*PROMPT*.
Among the entries below, count the lines containing the string "Clinical". Only the count is needed.
□ □ □ □ □ □ □
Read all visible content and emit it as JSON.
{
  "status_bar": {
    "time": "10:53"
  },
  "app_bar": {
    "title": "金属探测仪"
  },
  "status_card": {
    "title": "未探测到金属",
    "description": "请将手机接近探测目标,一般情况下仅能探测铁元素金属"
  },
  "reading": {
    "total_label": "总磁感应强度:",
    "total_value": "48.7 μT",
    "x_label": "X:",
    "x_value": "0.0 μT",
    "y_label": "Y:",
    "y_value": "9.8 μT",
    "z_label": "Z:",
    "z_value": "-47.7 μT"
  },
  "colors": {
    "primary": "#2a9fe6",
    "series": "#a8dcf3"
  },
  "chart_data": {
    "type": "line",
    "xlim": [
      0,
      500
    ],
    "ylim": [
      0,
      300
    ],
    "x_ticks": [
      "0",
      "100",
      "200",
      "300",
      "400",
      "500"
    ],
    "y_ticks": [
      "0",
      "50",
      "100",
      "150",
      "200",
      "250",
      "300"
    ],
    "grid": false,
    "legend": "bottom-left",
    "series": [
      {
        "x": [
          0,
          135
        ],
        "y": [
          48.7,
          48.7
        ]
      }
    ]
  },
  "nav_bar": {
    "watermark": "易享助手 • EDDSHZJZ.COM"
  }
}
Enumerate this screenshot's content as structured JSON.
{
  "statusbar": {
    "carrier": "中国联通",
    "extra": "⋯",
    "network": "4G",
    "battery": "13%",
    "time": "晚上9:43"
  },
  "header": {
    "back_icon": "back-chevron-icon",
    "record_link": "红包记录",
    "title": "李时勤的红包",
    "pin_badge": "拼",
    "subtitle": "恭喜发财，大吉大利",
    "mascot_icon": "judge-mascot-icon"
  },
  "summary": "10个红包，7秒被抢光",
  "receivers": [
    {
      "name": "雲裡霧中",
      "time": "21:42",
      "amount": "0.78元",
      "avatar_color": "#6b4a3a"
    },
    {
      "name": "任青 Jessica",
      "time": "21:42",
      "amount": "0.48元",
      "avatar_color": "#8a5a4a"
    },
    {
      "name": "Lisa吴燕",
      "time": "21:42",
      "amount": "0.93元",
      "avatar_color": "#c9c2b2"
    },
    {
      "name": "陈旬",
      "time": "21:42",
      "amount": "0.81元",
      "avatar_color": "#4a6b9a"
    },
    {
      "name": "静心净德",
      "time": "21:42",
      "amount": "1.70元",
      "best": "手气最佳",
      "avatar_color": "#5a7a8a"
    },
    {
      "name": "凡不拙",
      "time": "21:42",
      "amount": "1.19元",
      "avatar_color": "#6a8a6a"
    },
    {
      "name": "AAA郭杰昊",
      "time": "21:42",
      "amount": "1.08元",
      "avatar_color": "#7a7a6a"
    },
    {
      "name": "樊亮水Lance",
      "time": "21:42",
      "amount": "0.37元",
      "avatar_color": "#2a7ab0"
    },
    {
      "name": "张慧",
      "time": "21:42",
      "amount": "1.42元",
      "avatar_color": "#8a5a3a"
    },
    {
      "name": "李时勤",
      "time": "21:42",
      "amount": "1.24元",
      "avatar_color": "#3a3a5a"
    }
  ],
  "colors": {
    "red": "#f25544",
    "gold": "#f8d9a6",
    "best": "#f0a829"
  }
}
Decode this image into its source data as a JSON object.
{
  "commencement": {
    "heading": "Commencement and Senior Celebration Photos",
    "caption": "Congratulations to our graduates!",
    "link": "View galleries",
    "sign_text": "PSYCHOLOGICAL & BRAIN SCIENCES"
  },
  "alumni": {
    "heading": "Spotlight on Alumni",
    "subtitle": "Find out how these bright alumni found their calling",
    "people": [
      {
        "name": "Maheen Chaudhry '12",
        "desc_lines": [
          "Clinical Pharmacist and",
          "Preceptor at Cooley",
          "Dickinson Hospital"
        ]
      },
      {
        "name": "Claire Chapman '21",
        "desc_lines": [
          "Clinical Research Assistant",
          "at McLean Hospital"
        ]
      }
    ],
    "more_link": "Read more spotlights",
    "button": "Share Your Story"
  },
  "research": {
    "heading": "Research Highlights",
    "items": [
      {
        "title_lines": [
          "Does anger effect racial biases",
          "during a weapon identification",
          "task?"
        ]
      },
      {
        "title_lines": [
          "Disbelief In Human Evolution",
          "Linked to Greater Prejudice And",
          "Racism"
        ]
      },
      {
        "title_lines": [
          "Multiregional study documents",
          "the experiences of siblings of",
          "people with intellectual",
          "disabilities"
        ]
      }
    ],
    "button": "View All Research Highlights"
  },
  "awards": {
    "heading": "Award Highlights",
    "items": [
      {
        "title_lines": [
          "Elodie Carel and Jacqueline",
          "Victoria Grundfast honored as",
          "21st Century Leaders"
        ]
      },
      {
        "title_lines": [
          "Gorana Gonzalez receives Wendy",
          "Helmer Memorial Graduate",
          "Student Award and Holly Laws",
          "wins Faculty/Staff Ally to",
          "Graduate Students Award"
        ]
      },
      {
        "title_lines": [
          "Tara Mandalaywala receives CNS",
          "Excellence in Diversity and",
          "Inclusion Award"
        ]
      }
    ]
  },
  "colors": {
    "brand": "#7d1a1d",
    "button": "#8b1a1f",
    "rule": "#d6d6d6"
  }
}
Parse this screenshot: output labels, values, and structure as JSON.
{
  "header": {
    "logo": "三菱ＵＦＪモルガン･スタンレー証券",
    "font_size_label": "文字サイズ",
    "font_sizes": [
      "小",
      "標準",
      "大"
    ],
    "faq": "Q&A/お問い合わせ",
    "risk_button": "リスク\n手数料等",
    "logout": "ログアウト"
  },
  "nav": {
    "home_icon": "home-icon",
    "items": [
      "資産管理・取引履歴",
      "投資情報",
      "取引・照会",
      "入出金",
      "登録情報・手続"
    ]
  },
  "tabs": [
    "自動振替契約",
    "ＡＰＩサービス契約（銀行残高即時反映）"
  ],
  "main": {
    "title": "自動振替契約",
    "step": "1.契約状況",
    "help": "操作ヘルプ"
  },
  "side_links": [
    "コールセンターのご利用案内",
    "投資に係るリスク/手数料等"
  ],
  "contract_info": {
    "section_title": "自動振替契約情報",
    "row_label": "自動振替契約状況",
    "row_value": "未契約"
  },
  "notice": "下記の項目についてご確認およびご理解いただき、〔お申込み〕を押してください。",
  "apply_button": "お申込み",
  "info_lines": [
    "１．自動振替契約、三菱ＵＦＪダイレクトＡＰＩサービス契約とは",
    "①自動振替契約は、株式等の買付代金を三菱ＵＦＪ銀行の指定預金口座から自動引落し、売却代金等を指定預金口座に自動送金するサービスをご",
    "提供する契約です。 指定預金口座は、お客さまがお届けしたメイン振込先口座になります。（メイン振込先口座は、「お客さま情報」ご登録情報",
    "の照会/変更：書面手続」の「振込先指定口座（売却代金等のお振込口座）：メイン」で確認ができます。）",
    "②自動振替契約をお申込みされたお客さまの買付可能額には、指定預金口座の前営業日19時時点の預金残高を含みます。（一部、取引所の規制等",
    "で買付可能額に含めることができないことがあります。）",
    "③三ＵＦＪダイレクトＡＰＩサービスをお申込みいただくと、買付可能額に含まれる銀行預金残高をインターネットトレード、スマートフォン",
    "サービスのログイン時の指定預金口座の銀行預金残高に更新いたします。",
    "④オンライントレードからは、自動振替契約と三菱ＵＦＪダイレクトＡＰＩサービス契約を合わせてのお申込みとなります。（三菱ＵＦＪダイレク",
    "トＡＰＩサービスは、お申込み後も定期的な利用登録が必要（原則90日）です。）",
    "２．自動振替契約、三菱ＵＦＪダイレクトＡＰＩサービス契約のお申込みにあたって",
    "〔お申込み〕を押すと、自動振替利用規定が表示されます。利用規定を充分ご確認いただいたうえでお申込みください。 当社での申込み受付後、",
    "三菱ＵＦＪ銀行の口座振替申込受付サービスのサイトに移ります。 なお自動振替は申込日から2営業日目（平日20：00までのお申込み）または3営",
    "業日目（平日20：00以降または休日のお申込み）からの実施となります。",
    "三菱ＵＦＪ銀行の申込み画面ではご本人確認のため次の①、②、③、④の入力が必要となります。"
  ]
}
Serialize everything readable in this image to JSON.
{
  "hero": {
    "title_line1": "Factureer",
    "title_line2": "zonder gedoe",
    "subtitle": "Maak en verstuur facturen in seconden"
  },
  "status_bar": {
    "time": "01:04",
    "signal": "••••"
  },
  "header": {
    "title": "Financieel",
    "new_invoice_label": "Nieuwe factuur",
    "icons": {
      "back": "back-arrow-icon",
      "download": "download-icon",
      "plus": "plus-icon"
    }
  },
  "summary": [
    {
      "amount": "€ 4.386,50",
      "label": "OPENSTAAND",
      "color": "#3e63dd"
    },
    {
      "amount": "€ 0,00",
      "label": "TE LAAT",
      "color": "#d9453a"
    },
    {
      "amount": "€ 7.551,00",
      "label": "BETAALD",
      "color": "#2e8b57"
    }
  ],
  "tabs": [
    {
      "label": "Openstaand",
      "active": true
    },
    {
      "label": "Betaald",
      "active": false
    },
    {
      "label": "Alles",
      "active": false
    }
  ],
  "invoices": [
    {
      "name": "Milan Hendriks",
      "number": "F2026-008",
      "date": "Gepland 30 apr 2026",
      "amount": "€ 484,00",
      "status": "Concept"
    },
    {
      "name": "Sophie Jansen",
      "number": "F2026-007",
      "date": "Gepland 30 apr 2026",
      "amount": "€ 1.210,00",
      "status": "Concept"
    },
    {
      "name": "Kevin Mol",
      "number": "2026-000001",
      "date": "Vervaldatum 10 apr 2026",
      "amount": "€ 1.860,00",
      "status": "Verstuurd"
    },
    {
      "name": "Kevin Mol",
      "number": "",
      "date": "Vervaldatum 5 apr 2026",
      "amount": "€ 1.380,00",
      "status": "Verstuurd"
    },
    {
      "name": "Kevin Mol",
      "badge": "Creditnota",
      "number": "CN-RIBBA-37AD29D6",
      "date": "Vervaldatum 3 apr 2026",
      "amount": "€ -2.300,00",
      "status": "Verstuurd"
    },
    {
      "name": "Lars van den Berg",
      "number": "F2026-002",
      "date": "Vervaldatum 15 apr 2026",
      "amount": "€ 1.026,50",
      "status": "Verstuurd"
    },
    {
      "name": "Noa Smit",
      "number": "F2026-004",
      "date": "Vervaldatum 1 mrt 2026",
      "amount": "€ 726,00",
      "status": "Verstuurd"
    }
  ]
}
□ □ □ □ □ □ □
*ANSWER BOX*.
2